• _ASSIGNMENT_:
Search the entries for lines that contain the word "area", and report each one found.

• _MATERIALS PROVIDED_:
■ ■ ■
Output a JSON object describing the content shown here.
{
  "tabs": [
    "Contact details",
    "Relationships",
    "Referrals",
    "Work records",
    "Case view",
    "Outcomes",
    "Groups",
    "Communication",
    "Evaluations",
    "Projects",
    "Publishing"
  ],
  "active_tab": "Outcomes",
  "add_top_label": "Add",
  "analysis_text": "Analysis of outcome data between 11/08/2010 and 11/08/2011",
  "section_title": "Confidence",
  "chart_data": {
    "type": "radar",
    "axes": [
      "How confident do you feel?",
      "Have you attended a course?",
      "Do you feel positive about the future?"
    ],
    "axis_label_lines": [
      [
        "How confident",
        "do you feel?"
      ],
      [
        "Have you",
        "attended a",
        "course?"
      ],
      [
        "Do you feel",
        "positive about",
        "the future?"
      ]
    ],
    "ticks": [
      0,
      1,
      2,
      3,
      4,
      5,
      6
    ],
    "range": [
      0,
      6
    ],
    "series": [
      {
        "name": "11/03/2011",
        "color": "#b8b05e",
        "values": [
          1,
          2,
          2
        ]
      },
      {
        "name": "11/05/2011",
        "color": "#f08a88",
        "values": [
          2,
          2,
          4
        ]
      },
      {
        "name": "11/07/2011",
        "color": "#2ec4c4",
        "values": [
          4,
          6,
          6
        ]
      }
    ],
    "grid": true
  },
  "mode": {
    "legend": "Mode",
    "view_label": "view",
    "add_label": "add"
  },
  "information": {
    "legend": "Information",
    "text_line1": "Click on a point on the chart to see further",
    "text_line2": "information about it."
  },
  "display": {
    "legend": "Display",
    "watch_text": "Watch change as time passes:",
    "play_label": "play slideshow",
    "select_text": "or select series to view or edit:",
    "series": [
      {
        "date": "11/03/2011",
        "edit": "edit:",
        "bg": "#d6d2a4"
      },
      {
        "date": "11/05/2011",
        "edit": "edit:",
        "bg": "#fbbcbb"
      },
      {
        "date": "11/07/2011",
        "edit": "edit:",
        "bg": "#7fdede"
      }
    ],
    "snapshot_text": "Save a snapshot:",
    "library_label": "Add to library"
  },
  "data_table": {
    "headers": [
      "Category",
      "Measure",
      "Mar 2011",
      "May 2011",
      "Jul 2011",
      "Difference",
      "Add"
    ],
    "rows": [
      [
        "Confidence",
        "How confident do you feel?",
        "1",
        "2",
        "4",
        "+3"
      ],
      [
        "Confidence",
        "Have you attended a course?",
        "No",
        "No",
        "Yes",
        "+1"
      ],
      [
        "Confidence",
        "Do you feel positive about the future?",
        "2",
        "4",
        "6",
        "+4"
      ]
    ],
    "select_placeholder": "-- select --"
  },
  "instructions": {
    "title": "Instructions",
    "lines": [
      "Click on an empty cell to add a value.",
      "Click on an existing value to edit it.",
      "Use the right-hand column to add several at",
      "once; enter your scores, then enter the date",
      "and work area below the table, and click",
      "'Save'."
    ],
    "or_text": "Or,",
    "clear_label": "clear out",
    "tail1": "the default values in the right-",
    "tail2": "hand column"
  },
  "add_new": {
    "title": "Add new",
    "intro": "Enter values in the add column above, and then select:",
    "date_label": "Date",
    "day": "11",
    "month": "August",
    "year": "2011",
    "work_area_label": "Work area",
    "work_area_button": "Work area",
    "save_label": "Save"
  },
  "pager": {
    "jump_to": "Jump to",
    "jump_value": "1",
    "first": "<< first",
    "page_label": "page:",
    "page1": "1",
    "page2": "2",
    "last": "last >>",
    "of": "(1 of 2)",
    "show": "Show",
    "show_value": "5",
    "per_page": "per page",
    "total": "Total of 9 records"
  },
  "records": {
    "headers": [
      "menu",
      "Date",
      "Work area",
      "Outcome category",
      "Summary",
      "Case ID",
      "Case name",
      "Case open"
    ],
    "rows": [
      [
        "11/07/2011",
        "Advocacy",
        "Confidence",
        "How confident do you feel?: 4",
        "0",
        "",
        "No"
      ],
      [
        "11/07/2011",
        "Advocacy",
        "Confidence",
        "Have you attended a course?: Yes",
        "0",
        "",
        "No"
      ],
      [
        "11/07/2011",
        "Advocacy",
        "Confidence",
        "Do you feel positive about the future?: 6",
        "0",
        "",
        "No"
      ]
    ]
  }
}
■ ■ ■
• _RESPONSE_:
      "and work area below the table, and click",
    "work_area_label": "Work area",
    "work_area_button": "Work area",
      "Work area",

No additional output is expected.